Executive summary. Do you often need a professional engineer to facilitate the construction at your projects? Here’s how to pick your engineer and to guarantee the quickest turnaround of the product you need.
Needing a professional engineer. You have traffic control, concrete formwork, deep excavations, shored trenches, worker tie-offs, or any number of activities on your project that require calculations and/or drawings sealed by a registered professional engineer (a P.E.). Now you have identified the need, now you have to find one.
How to pick a P.E. A contractor’s professional engineer is completely different from a design engineer. Yes, they both are duly registered as engineers, but the mindset is generally different. As a contractor you need things now. As a design engineer, often things must be turned around in 30 or more days. As a contractor, you need to build things from inventory on site or at the yard, not buy things new and wait for delivery. Contractor work is often temporary, which requires a different value of loading (on structures) and often becomes quite “on-the-fly” in its construction.
Pick a professional engineer that has worked with contractors in the past and knows these things. Go to his office, look for boots. Talk to him or her and get a feel for sense of urgency.
Quick turnaround. If you’ve selected a P.E. based on the previous paragraph, you can do yourself one better by preparing responsibly and thoroughly for your engineer. That means, if possible, do all of his work. Yes, that sounds silly because you’re hiring this professional to do the engineering for you. But you want it back quickly right? And you may know what you want to build, right? So the answer is to draw what you want and provide all of the supportive data and references to minimize “research time” for the engineer. Prepare as follows:
- General background – provide a general background on what you’re trying to accomplish. Make it more than one sentence, but spell it out simply like “engineering formwork for a 14’ clarifier wall”, “rerouting wastewater temporarily to allow construction in an adjacent influent channel”, “comply with OSHA in providing engineered tie-off for an employee tied off to a concrete block at the edge of a utility trench”, et cetera.

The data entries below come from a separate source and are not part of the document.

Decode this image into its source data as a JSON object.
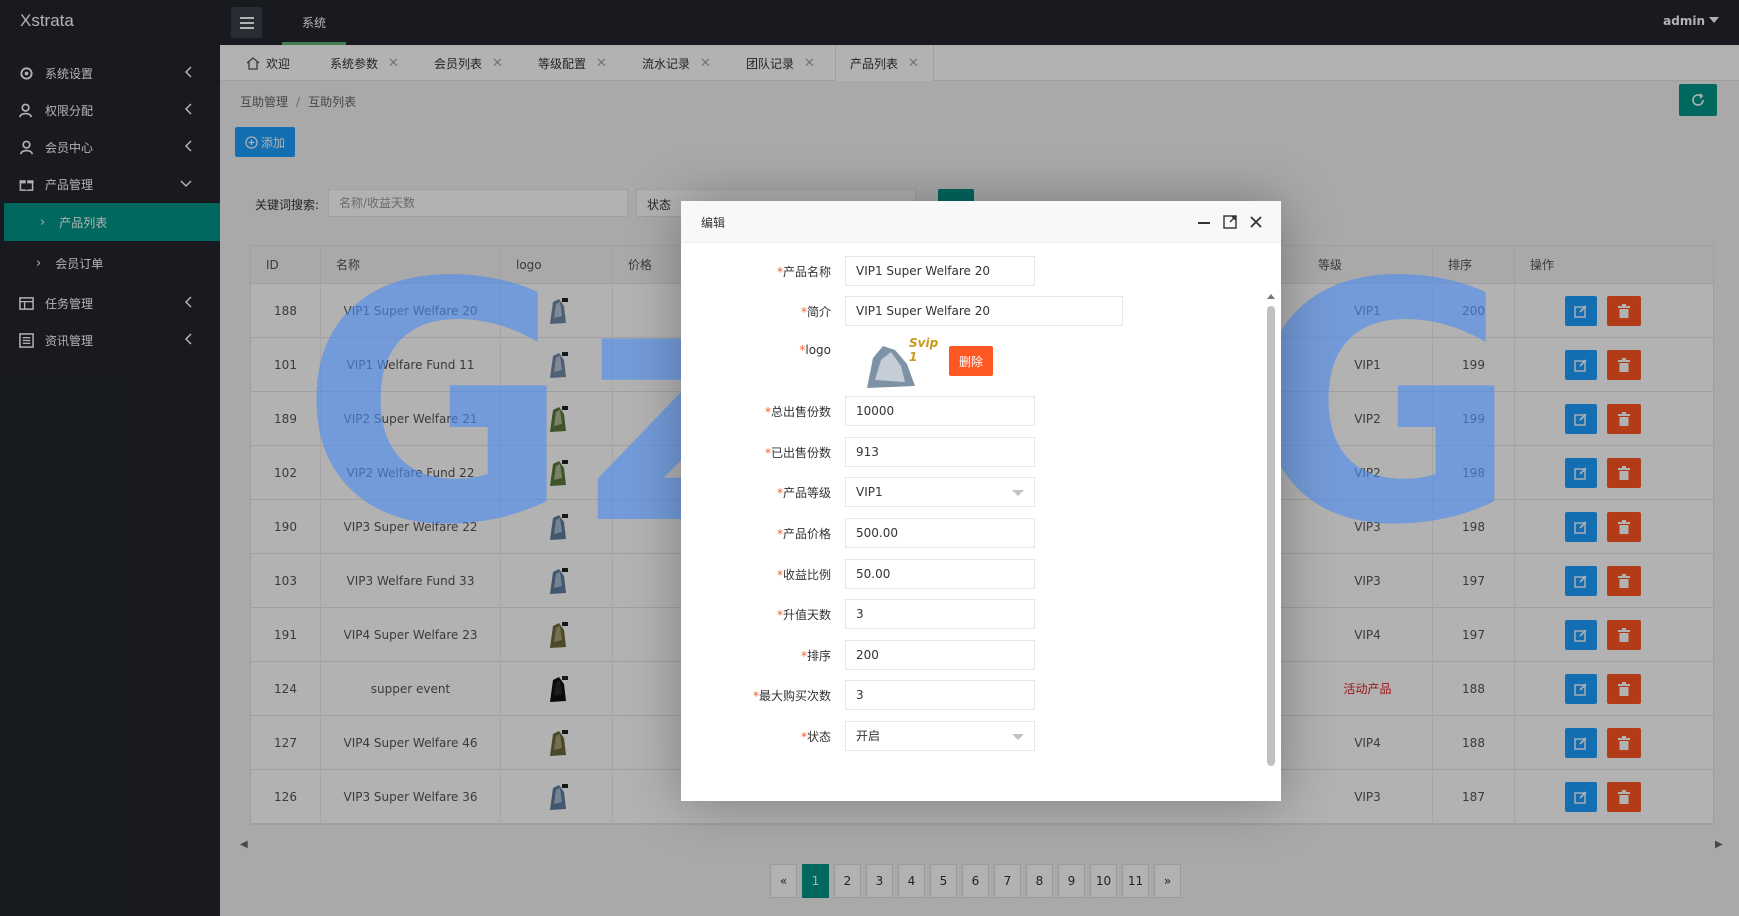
{
  "header": {
    "brand": "Xstrata",
    "nav_label": "系统",
    "user": "admin"
  },
  "sidebar": {
    "items": [
      {
        "label": "系统设置",
        "icon": "gear-icon"
      },
      {
        "label": "权限分配",
        "icon": "user-group-icon"
      },
      {
        "label": "会员中心",
        "icon": "user-icon"
      },
      {
        "label": "产品管理",
        "icon": "gift-icon"
      },
      {
        "label": "任务管理",
        "icon": "grid-icon"
      },
      {
        "label": "资讯管理",
        "icon": "list-icon"
      }
    ],
    "sub_items": [
      {
        "label": "产品列表",
        "active": true
      },
      {
        "label": "会员订单",
        "active": false
      }
    ]
  },
  "tabs": [
    {
      "label": "欢迎"
    },
    {
      "label": "系统参数"
    },
    {
      "label": "会员列表"
    },
    {
      "label": "等级配置"
    },
    {
      "label": "流水记录"
    },
    {
      "label": "团队记录"
    },
    {
      "label": "产品列表"
    }
  ],
  "breadcrumb": {
    "parent": "互助管理",
    "separator": "/",
    "current": "互助列表"
  },
  "toolbar": {
    "add_label": "添加"
  },
  "search": {
    "label": "关键词搜索:",
    "placeholder": "名称/收益天数",
    "status_label": "状态"
  },
  "table": {
    "headers": [
      "ID",
      "名称",
      "logo",
      "价格",
      "等级",
      "排序",
      "操作"
    ],
    "rows": [
      {
        "id": "188",
        "name": "VIP1 Super Welfare 20",
        "level": "VIP1",
        "sort": "200"
      },
      {
        "id": "101",
        "name": "VIP1 Welfare Fund 11",
        "level": "VIP1",
        "sort": "199"
      },
      {
        "id": "189",
        "name": "VIP2 Super Welfare 21",
        "level": "VIP2",
        "sort": "199"
      },
      {
        "id": "102",
        "name": "VIP2 Welfare Fund 22",
        "level": "VIP2",
        "sort": "198"
      },
      {
        "id": "190",
        "name": "VIP3 Super Welfare 22",
        "level": "VIP3",
        "sort": "198"
      },
      {
        "id": "103",
        "name": "VIP3 Welfare Fund 33",
        "level": "VIP3",
        "sort": "197"
      },
      {
        "id": "191",
        "name": "VIP4 Super Welfare 23",
        "level": "VIP4",
        "sort": "197"
      },
      {
        "id": "124",
        "name": "supper event",
        "level": "活动产品",
        "sort": "188"
      },
      {
        "id": "127",
        "name": "VIP4 Super Welfare 46",
        "level": "VIP4",
        "sort": "188"
      },
      {
        "id": "126",
        "name": "VIP3 Super Welfare 36",
        "level": "VIP3",
        "sort": "187"
      }
    ]
  },
  "pagination": {
    "prev": "«",
    "next": "»",
    "pages": [
      "1",
      "2",
      "3",
      "4",
      "5",
      "6",
      "7",
      "8",
      "9",
      "10",
      "11"
    ],
    "current": "1"
  },
  "modal": {
    "title": "编辑",
    "fields": [
      {
        "label": "产品名称",
        "value": "VIP1 Super Welfare 20"
      },
      {
        "label": "简介",
        "value": "VIP1 Super Welfare 20"
      },
      {
        "label": "logo",
        "value": ""
      },
      {
        "label": "总出售份数",
        "value": "10000"
      },
      {
        "label": "已出售份数",
        "value": "913"
      },
      {
        "label": "产品等级",
        "value": "VIP1"
      },
      {
        "label": "产品价格",
        "value": "500.00"
      },
      {
        "label": "收益比例",
        "value": "50.00"
      },
      {
        "label": "升值天数",
        "value": "3"
      },
      {
        "label": "排序",
        "value": "200"
      },
      {
        "label": "最大购买次数",
        "value": "3"
      },
      {
        "label": "状态",
        "value": "开启"
      }
    ],
    "logo_caption": "Svip 1",
    "delete_label": "删除"
  },
  "watermark": "GzLoG",
  "colors": {
    "primary": "#009688",
    "blue": "#1e9fff",
    "danger": "#ff5722",
    "sidebar": "#23262e",
    "event_text": "#e02020"
  }
}
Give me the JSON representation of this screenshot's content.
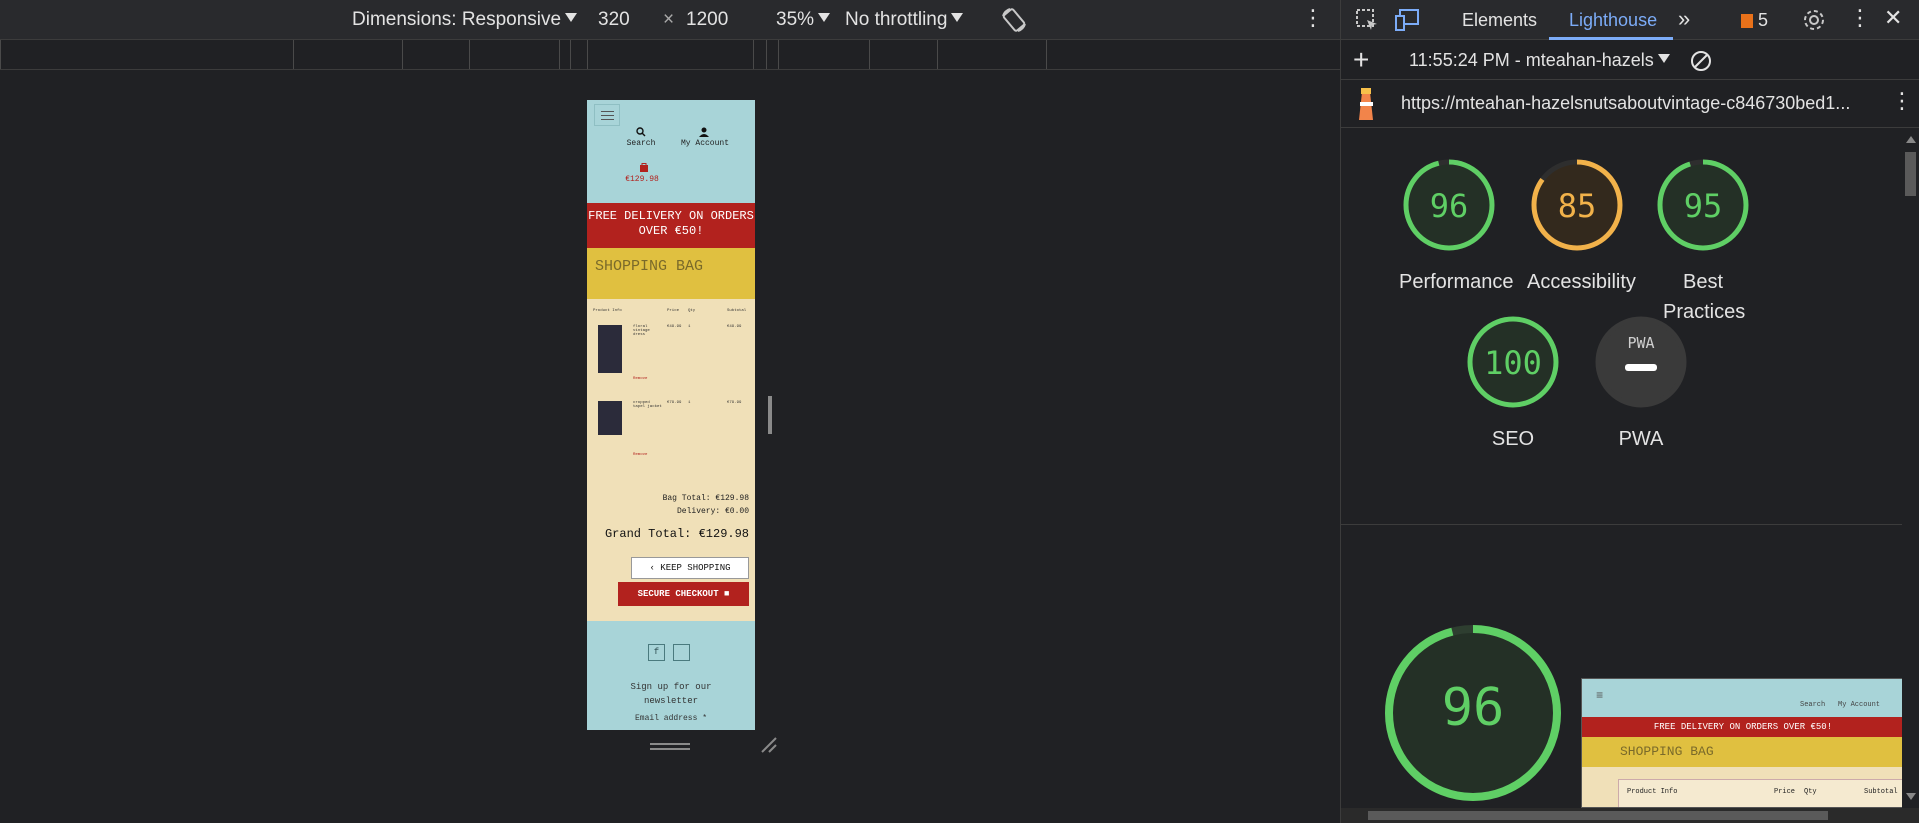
{
  "device_toolbar": {
    "dimensions_label": "Dimensions: Responsive",
    "width": "320",
    "times": "×",
    "height": "1200",
    "zoom": "35%",
    "throttling": "No throttling",
    "more": "⋮"
  },
  "site": {
    "nav": {
      "search": "Search",
      "account": "My Account",
      "bag_total": "€129.98"
    },
    "banner": "FREE DELIVERY ON ORDERS OVER €50!",
    "page_title": "SHOPPING BAG",
    "table_headers": [
      "Product Info",
      "Price",
      "Qty",
      "Subtotal"
    ],
    "items": [
      {
        "name": "floral vintage dress",
        "price": "€49.99",
        "qty": "1",
        "subtotal": "€49.99",
        "remove": "Remove"
      },
      {
        "name": "cropped tapel jacket",
        "price": "€79.99",
        "qty": "1",
        "subtotal": "€79.99",
        "remove": "Remove"
      }
    ],
    "bag_total": "Bag Total: €129.98",
    "delivery": "Delivery: €0.00",
    "grand_total": "Grand Total: €129.98",
    "keep_shopping": "KEEP SHOPPING",
    "secure_checkout": "SECURE CHECKOUT",
    "footer": {
      "newsletter": "Sign up for our newsletter",
      "email_placeholder": "Email address *"
    }
  },
  "devtools": {
    "tabs": [
      "Elements",
      "Lighthouse"
    ],
    "active_tab": "Lighthouse",
    "issues_count": "5",
    "report_label": "11:55:24 PM - mteahan-hazels",
    "url": "https://mteahan-hazelsnutsaboutvintage-c846730bed1...",
    "scores": [
      {
        "label": "Performance",
        "value": "96",
        "color": "#5fcf65"
      },
      {
        "label": "Accessibility",
        "value": "85",
        "color": "#f2b24a"
      },
      {
        "label": "Best Practices",
        "value": "95",
        "color": "#5fcf65"
      },
      {
        "label": "SEO",
        "value": "100",
        "color": "#5fcf65"
      },
      {
        "label": "PWA",
        "value": "",
        "color": "#9aa0a6"
      }
    ],
    "pwa_badge": "PWA",
    "big_score": "96",
    "preview": {
      "search": "Search",
      "account": "My Account",
      "banner": "FREE DELIVERY ON ORDERS OVER €50!",
      "title": "SHOPPING BAG",
      "headers": [
        "Product Info",
        "Price",
        "Qty",
        "Subtotal"
      ]
    }
  }
}
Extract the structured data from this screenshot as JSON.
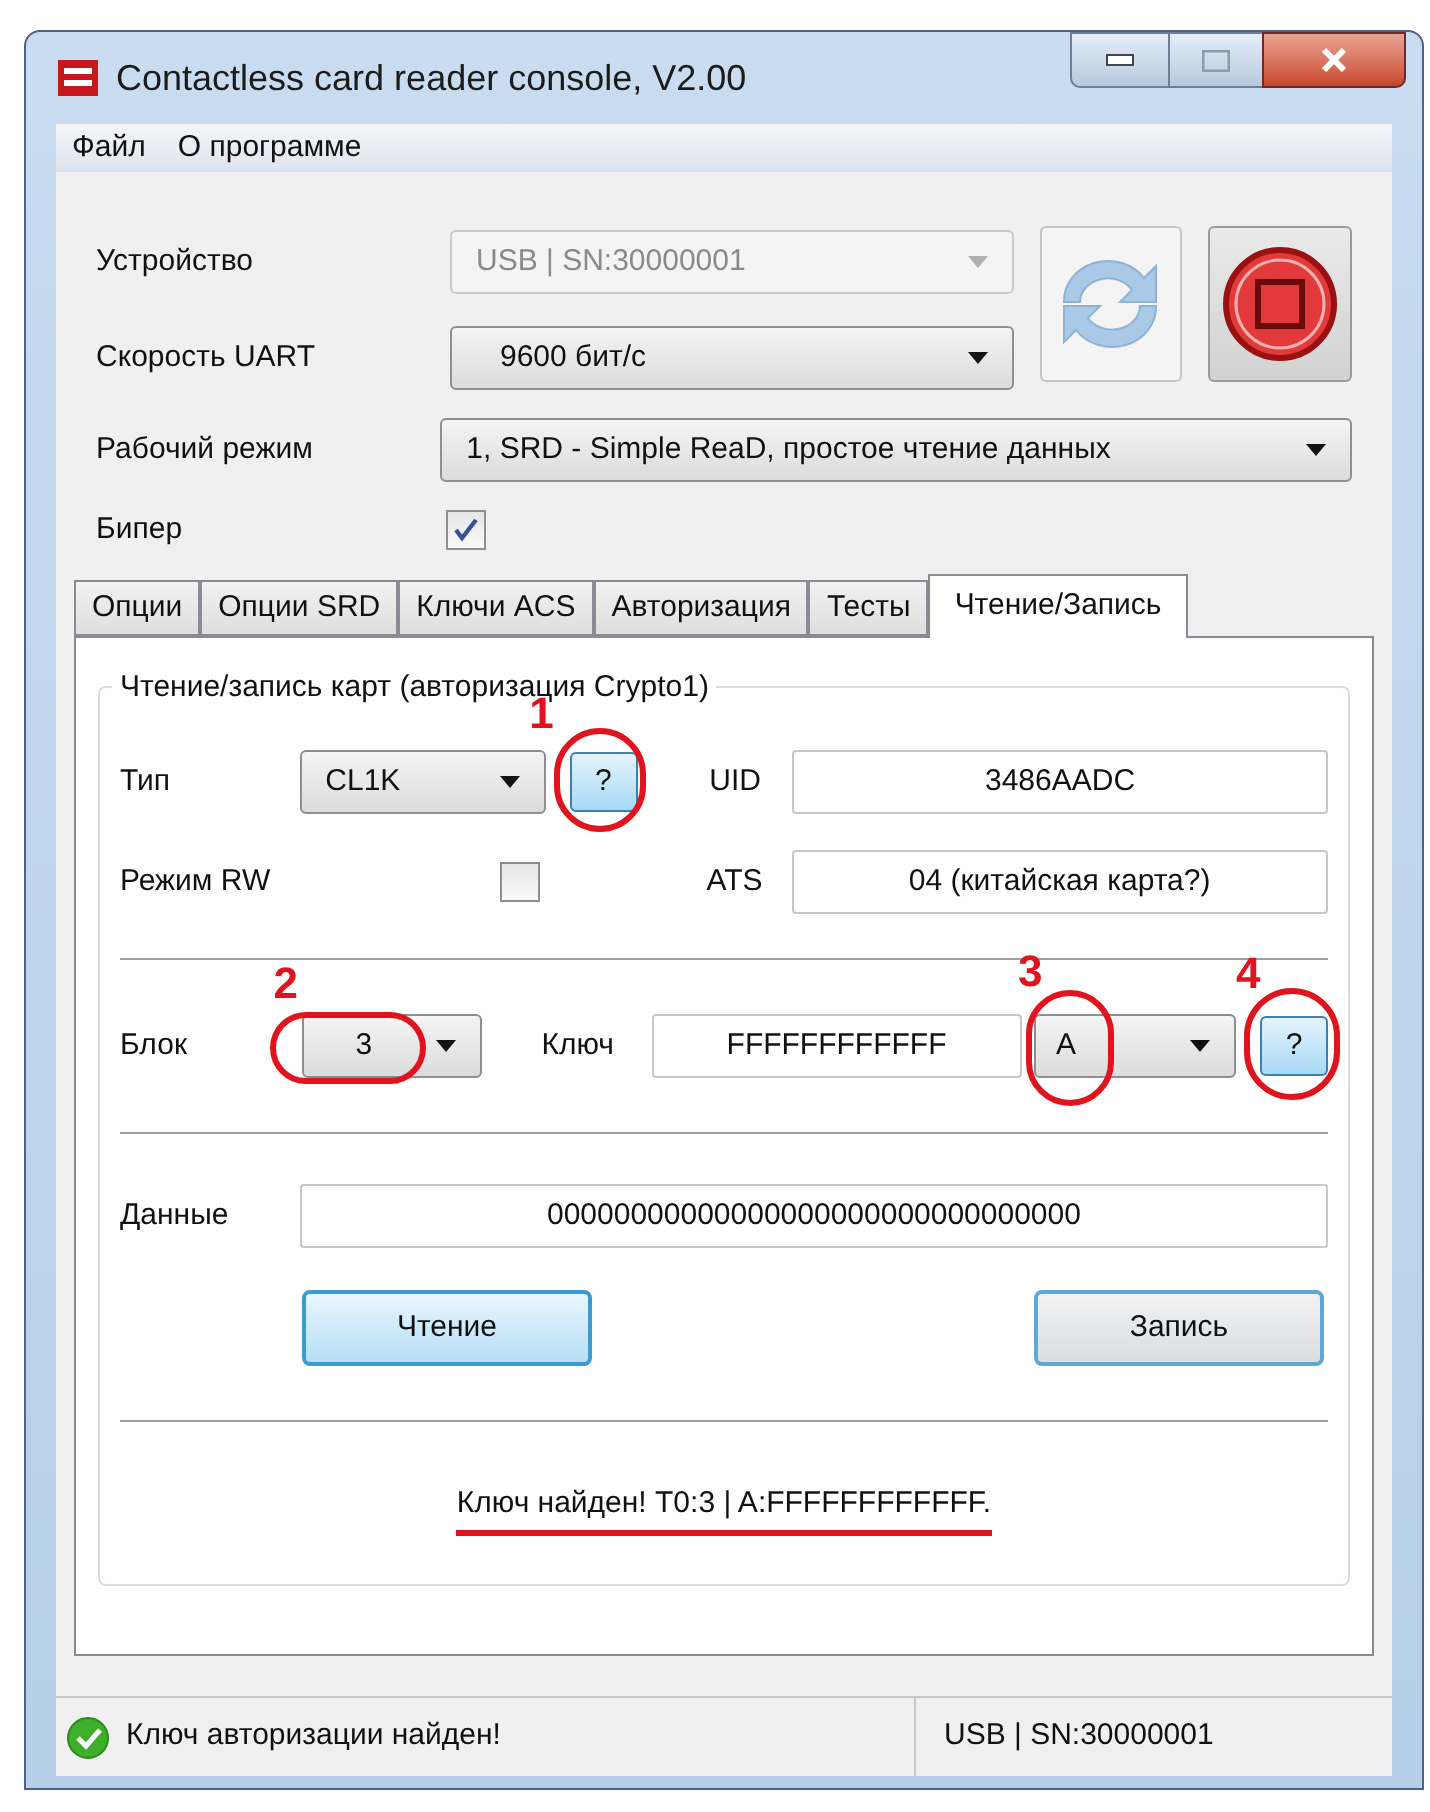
{
  "window": {
    "title": "Contactless card reader console, V2.00"
  },
  "menu": [
    "Файл",
    "О программе"
  ],
  "device": {
    "label": "Устройство",
    "value": "USB | SN:30000001",
    "disabled": true
  },
  "uart": {
    "label": "Скорость UART",
    "value": "9600 бит/с",
    "disabled": false
  },
  "mode": {
    "label": "Рабочий режим",
    "value": "1, SRD - Simple ReaD, простое чтение данных",
    "disabled": false
  },
  "beeper": {
    "label": "Бипер",
    "checked": true
  },
  "tabs": [
    {
      "label": "Опции",
      "selected": false
    },
    {
      "label": "Опции SRD",
      "selected": false
    },
    {
      "label": "Ключи ACS",
      "selected": false
    },
    {
      "label": "Авторизация",
      "selected": false
    },
    {
      "label": "Тесты",
      "selected": false
    },
    {
      "label": "Чтение/Запись",
      "selected": true
    }
  ],
  "group": {
    "title": "Чтение/запись карт (авторизация Crypto1)",
    "type": {
      "label": "Тип",
      "value": "CL1K",
      "help": "?"
    },
    "uid": {
      "label": "UID",
      "value": "3486AADC"
    },
    "rw": {
      "label": "Режим RW",
      "checked": false
    },
    "ats": {
      "label": "ATS",
      "value": "04 (китайская карта?)"
    },
    "block": {
      "label": "Блок",
      "value": "3"
    },
    "key": {
      "label": "Ключ",
      "value": "FFFFFFFFFFFF"
    },
    "key_type": {
      "value": "A",
      "help": "?"
    },
    "data": {
      "label": "Данные",
      "value": "00000000000000000000000000000000"
    },
    "buttons": [
      "Чтение",
      "Запись"
    ],
    "result": "Ключ найден! T0:3 | A:FFFFFFFFFFFF."
  },
  "annotations": [
    "1",
    "2",
    "3",
    "4"
  ],
  "status_bar": {
    "message": "Ключ авторизации найден!",
    "connection": "USB | SN:30000001"
  }
}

- Full package – if you already know what you want to build and you’re somewhat certain it will work, draw it up! From a speed point of view, if you provide a 100% completed package that only needs a stamp on the front, do it!
- Materials you have – if you have 2×6 lumber and W12 beams in the yard, and the temporary structure must be built with these members, tell your engineer. A good contractor’s engineer will do everything possible to build your structure using materials on hand.
- Engineered data – if you are using a particular type of wood or anchor bolt or tie-off system or pipe, provide this data. This data will be used to support any calculations, and the literature can be included as an appendix to the submittal.
- Project specifications – if you’re ultimately making a submittal to an owner or in accordance with a specification, provide this information so the deliverable is catered to the owner’s needs.
- Project drawings – provide the applicable drawings.
- Due date – is this due now, or can it wait a couple weeks, or longer? Immediately advise of urgency.
- Who’s building it – Who is the supervisor for this work being engineered? Is he competent? Is he honest? Does he take shortcuts?
My story. I’ve stamped many submittals, plans, and calculations for contractors. The best clients are the ones who prepare the entire package, including the title page, for my stamp! What is more realistic is to have the requesting party provide everything in one email and to predict what I need. I listed almost everything above.
What’s good about the contractor’s engineer, is we understand there’s no points for pretty. What I mean is that if calculations are done on notebook paper and with a pencil, this will keep the contractor moving and check the box with your construction manager or client. I’ve seen many shoring designs done with a pencil and graph paper.